According to the New Jersey Department of Health, a Vibrio infection that gets into the bloodstream is fatal in about 50 percent of cases.

Underlying health conditions

Each of the patients treated by Cooper had underlying health conditions including hepatitis, diabetes, morbid obesity, and Parkinson’s disease, and so were much more susceptible to the infection than normal healthy people, Dr. Doktor said.

They all ate or handled crabs from the bay in the days before presenting symptoms that included swelling, blistering and pain in their arms and legs. Subsequent tests found all the patients had the infection in their blood.

One, a 60-year-old man with Parkinson’s was admitted with severe swelling in one leg, and later had both hands and feet removed by surgeons after they became “necrotic” — meaning the cells died — and threatened to infect the rest of his body, Cooper said.

That patient ate a dozen crabs the day before admission to the hospital and had been crabbing in the bay multiple times in the week before. Doctors said he didn’t immediately report his symptoms, and the delay may have caused the severity of his infection. He survived.

The patient who died, a 64-year-old man with untreated hepatitis C, presented with rapidly worsening pain and swelling in his right hand two days after cleaning and eating crabs caught in the bay, the paper said.

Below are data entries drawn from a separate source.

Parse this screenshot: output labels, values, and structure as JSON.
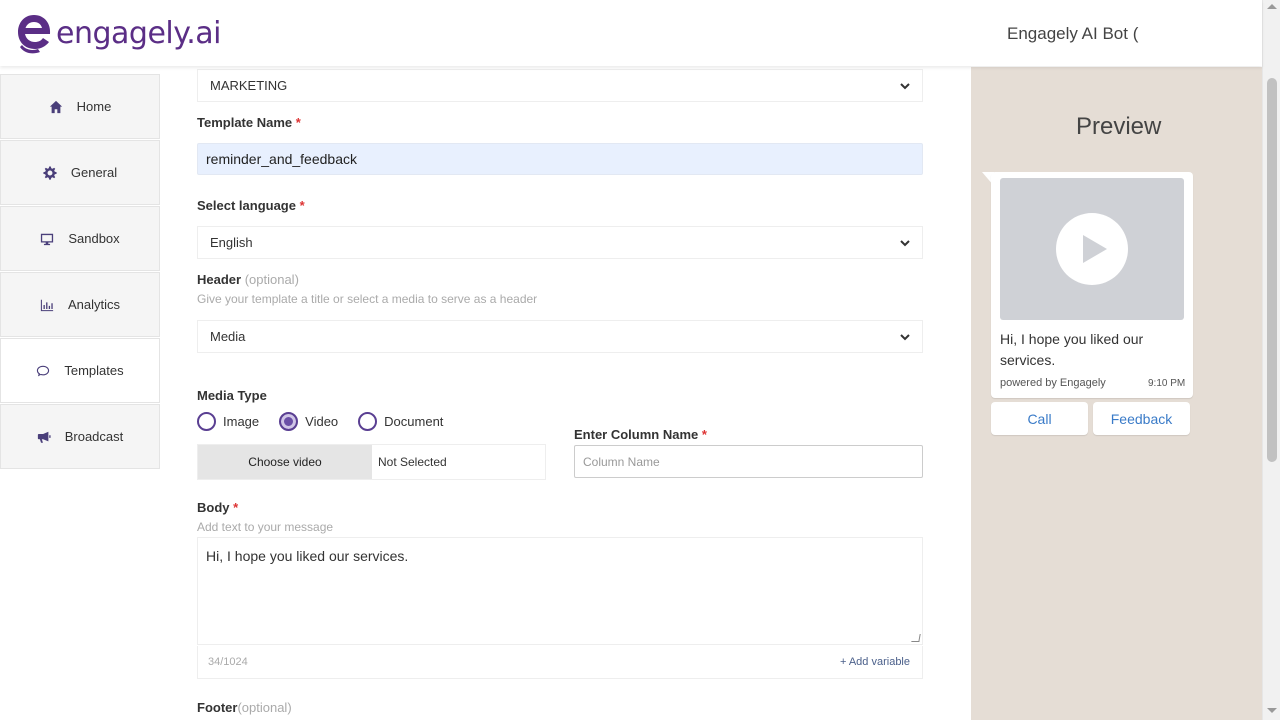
{
  "brand": {
    "name": "engagely.ai",
    "color": "#5b2e86"
  },
  "header": {
    "bot_name": "Engagely AI Bot ("
  },
  "sidebar": {
    "items": [
      {
        "label": "Home",
        "icon": "home-icon"
      },
      {
        "label": "General",
        "icon": "gear-icon"
      },
      {
        "label": "Sandbox",
        "icon": "monitor-icon"
      },
      {
        "label": "Analytics",
        "icon": "chart-icon"
      },
      {
        "label": "Templates",
        "icon": "chat-icon",
        "active": true
      },
      {
        "label": "Broadcast",
        "icon": "megaphone-icon"
      }
    ]
  },
  "form": {
    "category": {
      "value": "MARKETING"
    },
    "template_name": {
      "label": "Template Name",
      "required": "*",
      "value": "reminder_and_feedback"
    },
    "language": {
      "label": "Select language",
      "required": "*",
      "value": "English"
    },
    "header": {
      "label": "Header",
      "optional": "(optional)",
      "hint": "Give your template a title or select a media to serve as a header",
      "value": "Media"
    },
    "media_type": {
      "label": "Media Type",
      "options": [
        {
          "label": "Image",
          "checked": false
        },
        {
          "label": "Video",
          "checked": true
        },
        {
          "label": "Document",
          "checked": false
        }
      ]
    },
    "file": {
      "button_label": "Choose video",
      "status": "Not Selected"
    },
    "column_name": {
      "label": "Enter Column Name",
      "required": "*",
      "placeholder": "Column Name"
    },
    "body": {
      "label": "Body",
      "required": "*",
      "hint": "Add text to your message",
      "value": "Hi, I hope you liked our services.",
      "counter": "34/1024",
      "add_variable": "+ Add variable"
    },
    "footer": {
      "label": "Footer",
      "optional": "(optional)"
    }
  },
  "preview": {
    "title": "Preview",
    "message": "Hi, I hope you liked our services.",
    "powered_by": "powered by Engagely",
    "time": "9:10 PM",
    "buttons": [
      "Call",
      "Feedback"
    ]
  }
}
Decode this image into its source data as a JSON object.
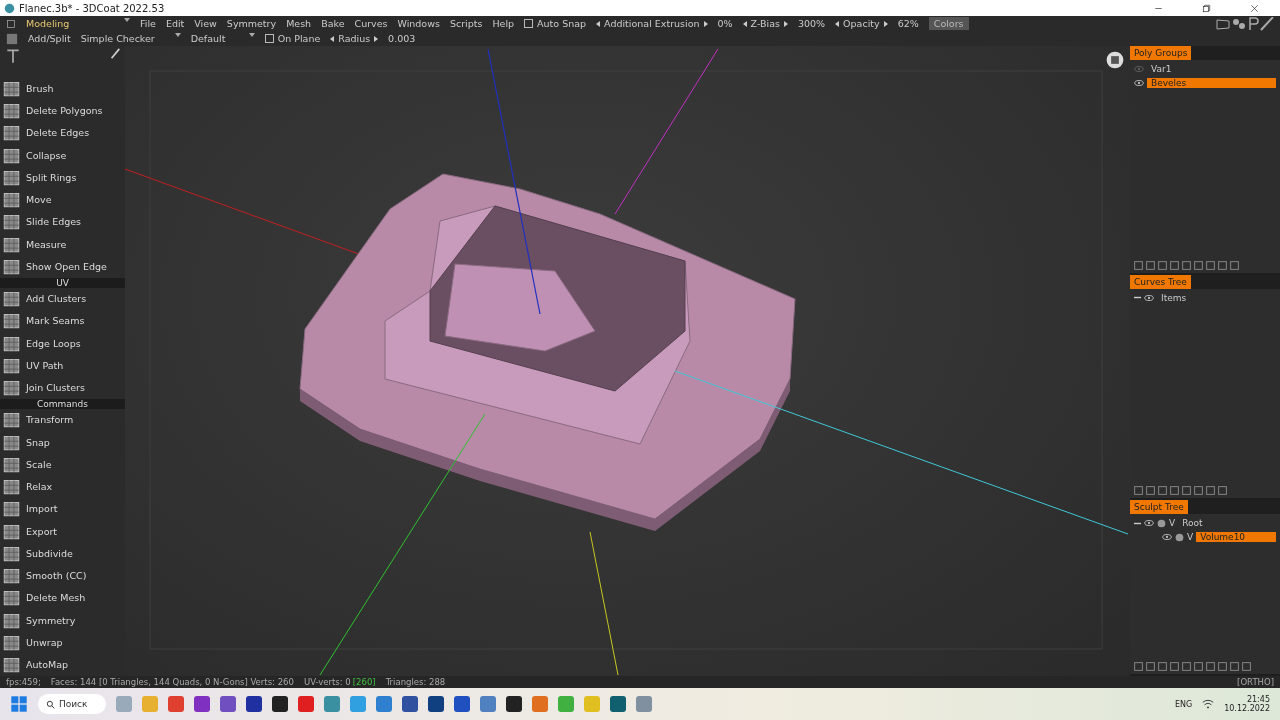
{
  "window": {
    "title": "Flanec.3b* - 3DCoat 2022.53"
  },
  "menu_bar": {
    "mode": "Modeling",
    "menus": [
      "File",
      "Edit",
      "View",
      "Symmetry",
      "Mesh",
      "Bake",
      "Curves",
      "Windows",
      "Scripts",
      "Help"
    ],
    "auto_snap": {
      "label": "Auto Snap",
      "checked": false
    },
    "params": [
      {
        "label": "Additional Extrusion",
        "value": "0%"
      },
      {
        "label": "Z-Bias",
        "value": "300%"
      },
      {
        "label": "Opacity",
        "value": "62%"
      }
    ],
    "colors_button": "Colors"
  },
  "tool_bar": {
    "tool": "Add/Split",
    "dropdowns": [
      "Simple Checker",
      "Default"
    ],
    "on_plane": {
      "label": "On Plane",
      "checked": false
    },
    "radius": {
      "label": "Radius",
      "value": "0.003"
    }
  },
  "tool_groups": [
    {
      "items": [
        "Brush",
        "Delete Polygons",
        "Delete Edges",
        "Collapse",
        "Split Rings",
        "Move",
        "Slide Edges",
        "Measure",
        "Show Open Edge"
      ]
    },
    {
      "title": "UV",
      "items": [
        "Add Clusters",
        "Mark Seams",
        "Edge Loops",
        "UV Path",
        "Join Clusters"
      ]
    },
    {
      "title": "Commands",
      "items": [
        "Transform",
        "Snap",
        "Scale",
        "Relax",
        "Import",
        "Export",
        "Subdivide",
        "Smooth (CC)",
        "Delete Mesh",
        "Symmetry",
        "Unwrap",
        "AutoMap"
      ]
    }
  ],
  "poly_groups": {
    "title": "Poly Groups",
    "items": [
      {
        "label": "Var1",
        "selected": false,
        "visible": false
      },
      {
        "label": "Beveles",
        "selected": true,
        "visible": true
      }
    ]
  },
  "curves_tree": {
    "title": "Curves Tree",
    "items": [
      {
        "label": "Items",
        "expanded": true
      }
    ]
  },
  "sculpt_tree": {
    "title": "Sculpt Tree",
    "items": [
      {
        "label": "Root",
        "flag": "V",
        "selected": false,
        "expanded": true,
        "children": [
          {
            "label": "Volume10",
            "flag": "V",
            "selected": true
          }
        ]
      }
    ]
  },
  "status_bar": {
    "segments": [
      {
        "text": "fps:459;",
        "kind": "plain"
      },
      {
        "text": "Faces: 144 [0 Triangles, 144 Quads, 0 N-Gons] Verts: 260",
        "kind": "plain"
      },
      {
        "text": "UV-verts: 0",
        "kind": "plain"
      },
      {
        "text": "[260]",
        "kind": "highlight"
      },
      {
        "text": "Triangles: 288",
        "kind": "plain"
      }
    ],
    "view_mode": "[ORTHO]"
  },
  "taskbar": {
    "search": "Поиск",
    "language": "ENG",
    "time": "21:45",
    "date": "10.12.2022"
  }
}
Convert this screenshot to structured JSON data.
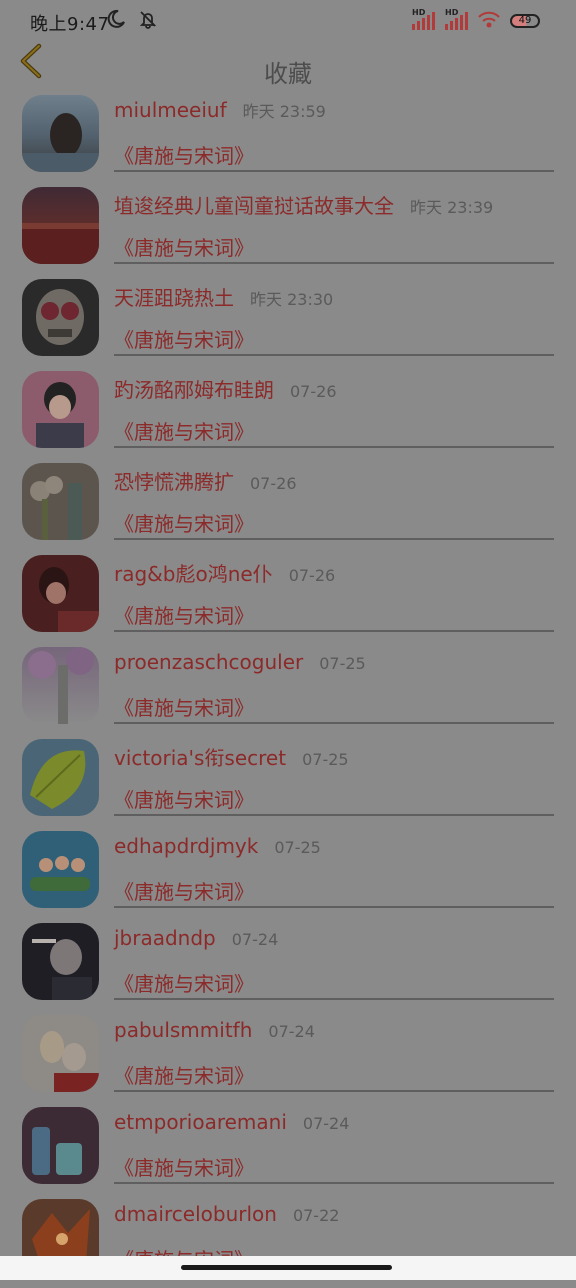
{
  "status_bar": {
    "time": "晚上9:47",
    "battery": "49",
    "signal_badge_1": "HD",
    "signal_badge_2": "HD"
  },
  "header": {
    "title": "收藏"
  },
  "list": [
    {
      "name": "miulmeeiuf",
      "time": "昨天 23:59",
      "subtitle": "《唐施与宋词》"
    },
    {
      "name": "埴逡经典儿童闯童挝话故事大全",
      "time": "昨天 23:39",
      "subtitle": "《唐施与宋词》"
    },
    {
      "name": "天涯跙跷热土",
      "time": "昨天 23:30",
      "subtitle": "《唐施与宋词》"
    },
    {
      "name": "趵汤酩邴姆布眭朗",
      "time": "07-26",
      "subtitle": "《唐施与宋词》"
    },
    {
      "name": "恐悖慌沸腾扩",
      "time": "07-26",
      "subtitle": "《唐施与宋词》"
    },
    {
      "name": "rag&b彪o鸿ne仆",
      "time": "07-26",
      "subtitle": "《唐施与宋词》"
    },
    {
      "name": "proenzaschcoguler",
      "time": "07-25",
      "subtitle": "《唐施与宋词》"
    },
    {
      "name": "victoria's衔secret",
      "time": "07-25",
      "subtitle": "《唐施与宋词》"
    },
    {
      "name": "edhapdrdjmyk",
      "time": "07-25",
      "subtitle": "《唐施与宋词》"
    },
    {
      "name": "jbraadndp",
      "time": "07-24",
      "subtitle": "《唐施与宋词》"
    },
    {
      "name": "pabulsmmitfh",
      "time": "07-24",
      "subtitle": "《唐施与宋词》"
    },
    {
      "name": "etmporioaremani",
      "time": "07-24",
      "subtitle": "《唐施与宋词》"
    },
    {
      "name": "dmairceloburlon",
      "time": "07-22",
      "subtitle": "《唐施与宋词》"
    }
  ],
  "icons": {
    "back": "back-chevron-icon",
    "moon": "moon-icon",
    "mute": "bell-off-icon",
    "signal": "cell-signal-icon",
    "wifi": "wifi-icon",
    "battery": "battery-icon"
  },
  "colors": {
    "overlay_background": "#8a8a8a",
    "accent_text": "#8c2a2a",
    "secondary_text": "#5a5a5a",
    "divider": "#5f5f5f",
    "title_text": "#4d4d4d"
  }
}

Surgeons removed areas of infected flesh three times, but the patient later died from ventricular tachycardia, an abnormally fast heart rate.

How the infection is carried

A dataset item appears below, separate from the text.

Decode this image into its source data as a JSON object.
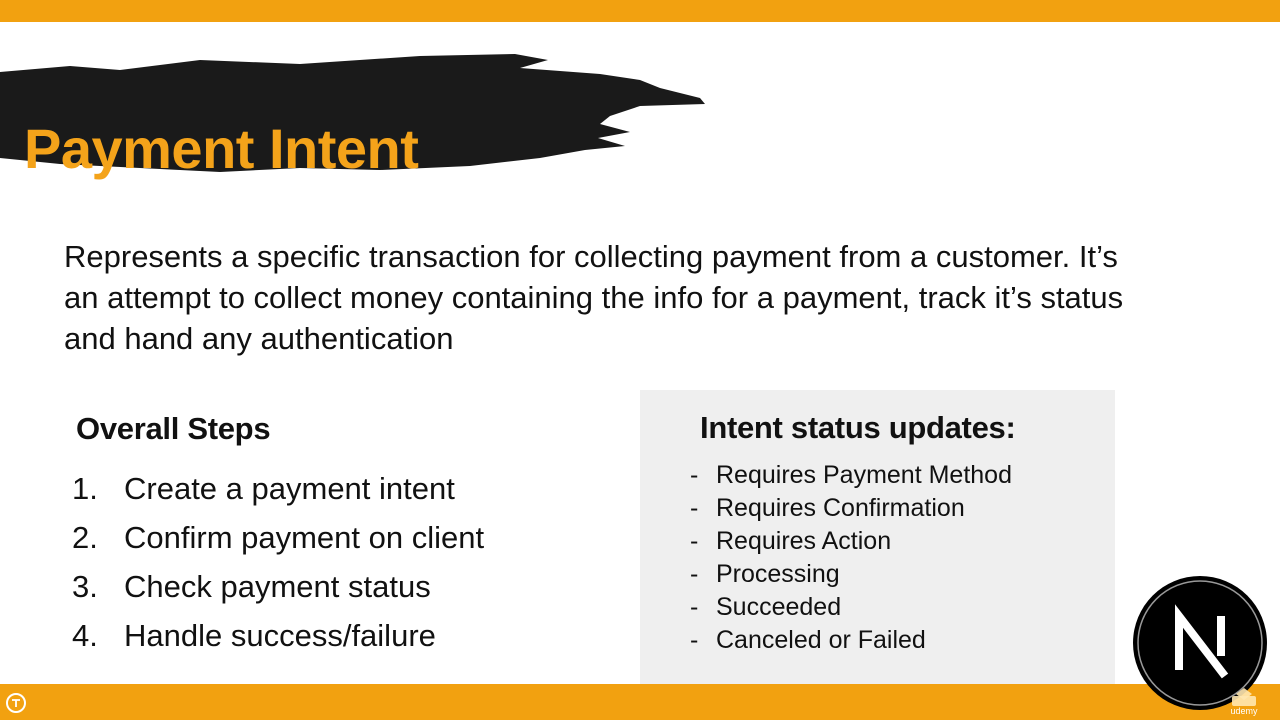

In the bay, the infection can also be carried by other marine creatures that filter water, such as oysters, clams and mussels, and those are of particular concern if they are eaten raw, Dr. Doktor said. “If they were digging for clams and cut their hand on a clam shell, that could definitely have been a portal of entry for the infection,” she said.

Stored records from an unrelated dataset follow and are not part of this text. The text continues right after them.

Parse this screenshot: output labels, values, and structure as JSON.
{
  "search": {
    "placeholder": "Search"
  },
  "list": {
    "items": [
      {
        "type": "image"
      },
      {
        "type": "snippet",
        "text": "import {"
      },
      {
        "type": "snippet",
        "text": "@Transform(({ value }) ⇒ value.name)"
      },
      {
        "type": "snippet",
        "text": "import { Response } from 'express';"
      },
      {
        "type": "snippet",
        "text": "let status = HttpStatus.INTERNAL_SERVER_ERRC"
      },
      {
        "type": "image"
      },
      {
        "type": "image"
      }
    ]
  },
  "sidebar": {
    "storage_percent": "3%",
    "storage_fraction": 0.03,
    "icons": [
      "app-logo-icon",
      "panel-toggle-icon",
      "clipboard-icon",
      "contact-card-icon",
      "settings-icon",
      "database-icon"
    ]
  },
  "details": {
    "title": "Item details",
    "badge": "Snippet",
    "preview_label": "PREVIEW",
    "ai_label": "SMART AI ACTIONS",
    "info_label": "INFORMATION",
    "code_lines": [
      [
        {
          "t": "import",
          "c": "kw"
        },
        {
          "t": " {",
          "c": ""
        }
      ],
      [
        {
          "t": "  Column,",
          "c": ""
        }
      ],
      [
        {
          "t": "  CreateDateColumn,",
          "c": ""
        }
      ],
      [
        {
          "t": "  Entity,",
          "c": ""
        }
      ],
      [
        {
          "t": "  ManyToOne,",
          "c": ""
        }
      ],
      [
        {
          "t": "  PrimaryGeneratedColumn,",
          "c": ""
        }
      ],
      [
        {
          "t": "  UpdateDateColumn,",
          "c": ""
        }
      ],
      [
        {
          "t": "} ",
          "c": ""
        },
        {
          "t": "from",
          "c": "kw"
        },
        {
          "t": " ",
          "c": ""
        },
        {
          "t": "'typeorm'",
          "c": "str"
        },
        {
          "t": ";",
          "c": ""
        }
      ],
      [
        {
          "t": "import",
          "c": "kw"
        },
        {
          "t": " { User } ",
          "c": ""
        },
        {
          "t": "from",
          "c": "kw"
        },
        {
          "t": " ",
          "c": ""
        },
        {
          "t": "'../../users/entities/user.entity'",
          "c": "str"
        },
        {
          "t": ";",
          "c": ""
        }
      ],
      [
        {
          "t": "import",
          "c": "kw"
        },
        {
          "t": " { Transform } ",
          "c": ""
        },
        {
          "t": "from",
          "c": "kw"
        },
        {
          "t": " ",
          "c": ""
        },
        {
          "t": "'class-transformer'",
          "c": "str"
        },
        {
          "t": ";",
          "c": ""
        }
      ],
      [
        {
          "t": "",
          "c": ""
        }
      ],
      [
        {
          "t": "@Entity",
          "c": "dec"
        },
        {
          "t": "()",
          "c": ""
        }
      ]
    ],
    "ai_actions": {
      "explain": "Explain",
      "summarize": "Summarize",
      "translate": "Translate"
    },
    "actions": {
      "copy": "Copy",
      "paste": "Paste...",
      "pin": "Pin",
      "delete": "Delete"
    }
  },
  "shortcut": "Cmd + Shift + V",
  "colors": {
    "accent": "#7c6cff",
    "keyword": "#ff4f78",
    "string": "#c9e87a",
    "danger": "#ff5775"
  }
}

Credit: Pixabay
Delaware Bay
The fact that all five patients had come into contact with crabs rather than the other potentially infected sea creatures was “kind of a coincidence” that may be explained by the popularity of crabbing on the Delaware Bay, she said.

Despite the gruesome experience of the five patients in the Cooper study, people without underlying illnesses such as hepatitis or diabetes are highly unlikely to get infected with Vibrio vulnificus as a result of coming into contact with Delaware Bay water, Dr. Doktor said.

“The likelihood of them getting sick is extraordinarily low,” she said.

But she warned that anyone who has those risk factors and cuts him or herself while out in the bay, should be aware that they are at risk, and so should seek immediate medical attention if a wound becomes painful, red and swollen.

“Wound infections occur through breaks in the skin, and intestinal infections occur after consumption of seafood. Either route can lead to bloodstream infections, and the mortality rate is high,” Cooper said in a statement.

No long-term effects in most cases

The New Jersey Department of Health has received reports of 20 cases of Vibrio so far this year, but they include other species of the bacterium, not just the vulnificus strain, and there is not yet a breakdown of the different kinds reported, said Nicole Kirgan, a spokeswoman for the agency. Most cases are associated with the consumption of shellfish. (The CDC says there are about a dozen species of Vibrio that can cause human illness.)

Between 2008 and 2018, the department received between 17 to 83 of Vibrio cases a year, up to four of which were fatal each year, she said. The number of Vibrio cases has been increasing in recent years but some of that is the result of changes in how the federal Centers for Disease Control and Prevention defines cases, she said.

The vast majority of cases occur in the summer because warmer temperatures allow the bacteria to multiply then, Kirgan said. In most cases, the symptoms resolve themselves without long-term effects. Officials believe Vibrio infections in general are under-reported. Nationally, there are about 80,000 cases of all types of Vibrio a year.

To avoid the risk of Vibrio infection, the department urged people to thoroughly cook shellfish before eating.